* _AIM OF THE EXERCISE_: Retype the whole listing that follows, with nothing added or left out.

* _RECORDS FOR THIS TASK_:
*-*-*

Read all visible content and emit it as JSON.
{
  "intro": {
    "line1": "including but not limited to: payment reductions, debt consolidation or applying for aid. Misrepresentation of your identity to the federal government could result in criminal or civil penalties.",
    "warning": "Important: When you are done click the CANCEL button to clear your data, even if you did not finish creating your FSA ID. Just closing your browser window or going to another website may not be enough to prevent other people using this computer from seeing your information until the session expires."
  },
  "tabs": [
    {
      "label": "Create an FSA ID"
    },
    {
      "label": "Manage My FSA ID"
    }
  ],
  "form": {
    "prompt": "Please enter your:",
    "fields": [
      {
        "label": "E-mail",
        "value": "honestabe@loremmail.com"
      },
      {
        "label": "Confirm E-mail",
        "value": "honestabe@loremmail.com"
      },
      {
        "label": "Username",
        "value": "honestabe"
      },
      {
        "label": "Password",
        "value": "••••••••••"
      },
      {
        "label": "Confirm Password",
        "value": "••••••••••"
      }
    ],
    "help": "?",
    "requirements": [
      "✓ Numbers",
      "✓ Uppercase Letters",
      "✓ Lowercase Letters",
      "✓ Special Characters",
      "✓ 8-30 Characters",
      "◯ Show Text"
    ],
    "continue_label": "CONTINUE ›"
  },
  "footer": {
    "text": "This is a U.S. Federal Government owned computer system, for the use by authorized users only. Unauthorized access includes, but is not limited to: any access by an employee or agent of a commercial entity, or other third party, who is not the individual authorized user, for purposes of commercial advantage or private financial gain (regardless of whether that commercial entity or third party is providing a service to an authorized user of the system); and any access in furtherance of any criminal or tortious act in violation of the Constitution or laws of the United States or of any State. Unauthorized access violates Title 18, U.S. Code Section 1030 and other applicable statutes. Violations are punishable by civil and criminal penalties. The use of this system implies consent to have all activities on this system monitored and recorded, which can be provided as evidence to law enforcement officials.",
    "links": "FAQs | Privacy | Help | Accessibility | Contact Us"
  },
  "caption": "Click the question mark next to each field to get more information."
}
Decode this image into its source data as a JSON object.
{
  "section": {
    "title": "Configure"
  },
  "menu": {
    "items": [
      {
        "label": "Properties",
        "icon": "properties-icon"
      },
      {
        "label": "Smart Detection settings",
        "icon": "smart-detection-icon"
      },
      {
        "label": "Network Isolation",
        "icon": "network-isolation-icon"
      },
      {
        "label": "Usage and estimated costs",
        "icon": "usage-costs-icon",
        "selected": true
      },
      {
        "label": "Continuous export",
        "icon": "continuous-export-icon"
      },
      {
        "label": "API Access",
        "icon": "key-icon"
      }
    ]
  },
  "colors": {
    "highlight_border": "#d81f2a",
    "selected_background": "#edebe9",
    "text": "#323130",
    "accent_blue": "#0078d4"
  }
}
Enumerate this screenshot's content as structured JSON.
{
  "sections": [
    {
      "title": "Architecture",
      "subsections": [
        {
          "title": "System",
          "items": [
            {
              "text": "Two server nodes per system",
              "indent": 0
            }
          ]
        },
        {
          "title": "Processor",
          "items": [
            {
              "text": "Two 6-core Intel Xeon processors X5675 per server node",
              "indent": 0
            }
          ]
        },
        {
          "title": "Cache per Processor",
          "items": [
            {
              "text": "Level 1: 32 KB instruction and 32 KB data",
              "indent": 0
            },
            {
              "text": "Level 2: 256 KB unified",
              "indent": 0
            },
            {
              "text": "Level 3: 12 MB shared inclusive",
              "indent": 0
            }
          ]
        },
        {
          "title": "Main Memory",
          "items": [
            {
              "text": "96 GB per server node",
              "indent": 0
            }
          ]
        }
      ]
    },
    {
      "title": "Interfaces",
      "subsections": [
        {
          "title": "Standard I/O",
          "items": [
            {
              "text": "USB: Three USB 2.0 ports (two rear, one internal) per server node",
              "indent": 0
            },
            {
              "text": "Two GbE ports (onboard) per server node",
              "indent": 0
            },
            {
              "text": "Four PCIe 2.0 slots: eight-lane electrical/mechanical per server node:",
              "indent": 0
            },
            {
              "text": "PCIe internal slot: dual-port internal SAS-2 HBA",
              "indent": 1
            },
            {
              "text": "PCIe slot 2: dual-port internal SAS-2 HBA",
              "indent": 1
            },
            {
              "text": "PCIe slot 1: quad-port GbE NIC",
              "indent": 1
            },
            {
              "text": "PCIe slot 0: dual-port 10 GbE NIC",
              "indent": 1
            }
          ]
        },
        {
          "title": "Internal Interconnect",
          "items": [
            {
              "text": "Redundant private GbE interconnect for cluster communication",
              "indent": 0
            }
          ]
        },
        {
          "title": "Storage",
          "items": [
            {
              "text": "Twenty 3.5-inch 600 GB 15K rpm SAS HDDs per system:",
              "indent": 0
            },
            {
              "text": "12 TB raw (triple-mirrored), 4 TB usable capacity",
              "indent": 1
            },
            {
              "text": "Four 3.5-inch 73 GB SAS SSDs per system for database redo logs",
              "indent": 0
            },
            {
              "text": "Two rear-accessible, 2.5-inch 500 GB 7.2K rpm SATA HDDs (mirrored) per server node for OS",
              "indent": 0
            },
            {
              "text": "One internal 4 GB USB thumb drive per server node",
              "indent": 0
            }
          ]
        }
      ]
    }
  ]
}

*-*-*

* _ANSWER SPACE_:
Read all visible content and emit it as JSON.
{
  "intro": {
    "line1": "including but not limited to: payment reductions, debt consolidation or applying for aid. Misrepresentation of your identity to the federal government could result in criminal or civil penalties.",
    "warning": "Important: When you are done click the CANCEL button to clear your data, even if you did not finish creating your FSA ID. Just closing your browser window or going to another website may not be enough to prevent other people using this computer from seeing your information until the session expires."
  },
  "tabs": [
    {
      "label": "Create an FSA ID"
    },
    {
      "label": "Manage My FSA ID"
    }
  ],
  "form": {
    "prompt": "Please enter your:",
    "fields": [
      {
        "label": "E-mail",
        "value": "honestabe@loremmail.com"
      },
      {
        "label": "Confirm E-mail",
        "value": "honestabe@loremmail.com"
      },
      {
        "label": "Username",
        "value": "honestabe"
      },
      {
        "label": "Password",
        "value": "••••••••••"
      },
      {
        "label": "Confirm Password",
        "value": "••••••••••"
      }
    ],
    "help": "?",
    "requirements": [
      "✓ Numbers",
      "✓ Uppercase Letters",
      "✓ Lowercase Letters",
      "✓ Special Characters",
      "✓ 8-30 Characters",
      "◯ Show Text"
    ],
    "continue_label": "CONTINUE ›"
  },
  "footer": {
    "text": "This is a U.S. Federal Government owned computer system, for the use by authorized users only. Unauthorized access includes, but is not limited to: any access by an employee or agent of a commercial entity, or other third party, who is not the individual authorized user, for purposes of commercial advantage or private financial gain (regardless of whether that commercial entity or third party is providing a service to an authorized user of the system); and any access in furtherance of any criminal or tortious act in violation of the Constitution or laws of the United States or of any State. Unauthorized access violates Title 18, U.S. Code Section 1030 and other applicable statutes. Violations are punishable by civil and criminal penalties. The use of this system implies consent to have all activities on this system monitored and recorded, which can be provided as evidence to law enforcement officials.",
    "links": "FAQs | Privacy | Help | Accessibility | Contact Us"
  },
  "caption": "Click the question mark next to each field to get more information."
}
Decode this image into its source data as a JSON object.
{
  "section": {
    "title": "Configure"
  },
  "menu": {
    "items": [
      {
        "label": "Properties",
        "icon": "properties-icon"
      },
      {
        "label": "Smart Detection settings",
        "icon": "smart-detection-icon"
      },
      {
        "label": "Network Isolation",
        "icon": "network-isolation-icon"
      },
      {
        "label": "Usage and estimated costs",
        "icon": "usage-costs-icon",
        "selected": true
      },
      {
        "label": "Continuous export",
        "icon": "continuous-export-icon"
      },
      {
        "label": "API Access",
        "icon": "key-icon"
      }
    ]
  },
  "colors": {
    "highlight_border": "#d81f2a",
    "selected_background": "#edebe9",
    "text": "#323130",
    "accent_blue": "#0078d4"
  }
}
Enumerate this screenshot's content as structured JSON.
{
  "sections": [
    {
      "title": "Architecture",
      "subsections": [
        {
          "title": "System",
          "items": [
            {
              "text": "Two server nodes per system",
              "indent": 0
            }
          ]
        },
        {
          "title": "Processor",
          "items": [
            {
              "text": "Two 6-core Intel Xeon processors X5675 per server node",
              "indent": 0
            }
          ]
        },
        {
          "title": "Cache per Processor",
          "items": [
            {
              "text": "Level 1: 32 KB instruction and 32 KB data",
              "indent": 0
            },
            {
              "text": "Level 2: 256 KB unified",
              "indent": 0
            },
            {
              "text": "Level 3: 12 MB shared inclusive",
              "indent": 0
            }
          ]
        },
        {
          "title": "Main Memory",
          "items": [
            {
              "text": "96 GB per server node",
              "indent": 0
            }
          ]
        }
      ]
    },
    {
      "title": "Interfaces",
      "subsections": [
        {
          "title": "Standard I/O",
          "items": [
            {
              "text": "USB: Three USB 2.0 ports (two rear, one internal) per server node",
              "indent": 0
            },
            {
              "text": "Two GbE ports (onboard) per server node",
              "indent": 0
            },
            {
              "text": "Four PCIe 2.0 slots: eight-lane electrical/mechanical per server node:",
              "indent": 0
            },
            {
              "text": "PCIe internal slot: dual-port internal SAS-2 HBA",
              "indent": 1
            },
            {
              "text": "PCIe slot 2: dual-port internal SAS-2 HBA",
              "indent": 1
            },
            {
              "text": "PCIe slot 1: quad-port GbE NIC",
              "indent": 1
            },
            {
              "text": "PCIe slot 0: dual-port 10 GbE NIC",
              "indent": 1
            }
          ]
        },
        {
          "title": "Internal Interconnect",
          "items": [
            {
              "text": "Redundant private GbE interconnect for cluster communication",
              "indent": 0
            }
          ]
        },
        {
          "title": "Storage",
          "items": [
            {
              "text": "Twenty 3.5-inch 600 GB 15K rpm SAS HDDs per system:",
              "indent": 0
            },
            {
              "text": "12 TB raw (triple-mirrored), 4 TB usable capacity",
              "indent": 1
            },
            {
              "text": "Four 3.5-inch 73 GB SAS SSDs per system for database redo logs",
              "indent": 0
            },
            {
              "text": "Two rear-accessible, 2.5-inch 500 GB 7.2K rpm SATA HDDs (mirrored) per server node for OS",
              "indent": 0
            },
            {
              "text": "One internal 4 GB USB thumb drive per server node",
              "indent": 0
            }
          ]
        }
      ]
    }
  ]
}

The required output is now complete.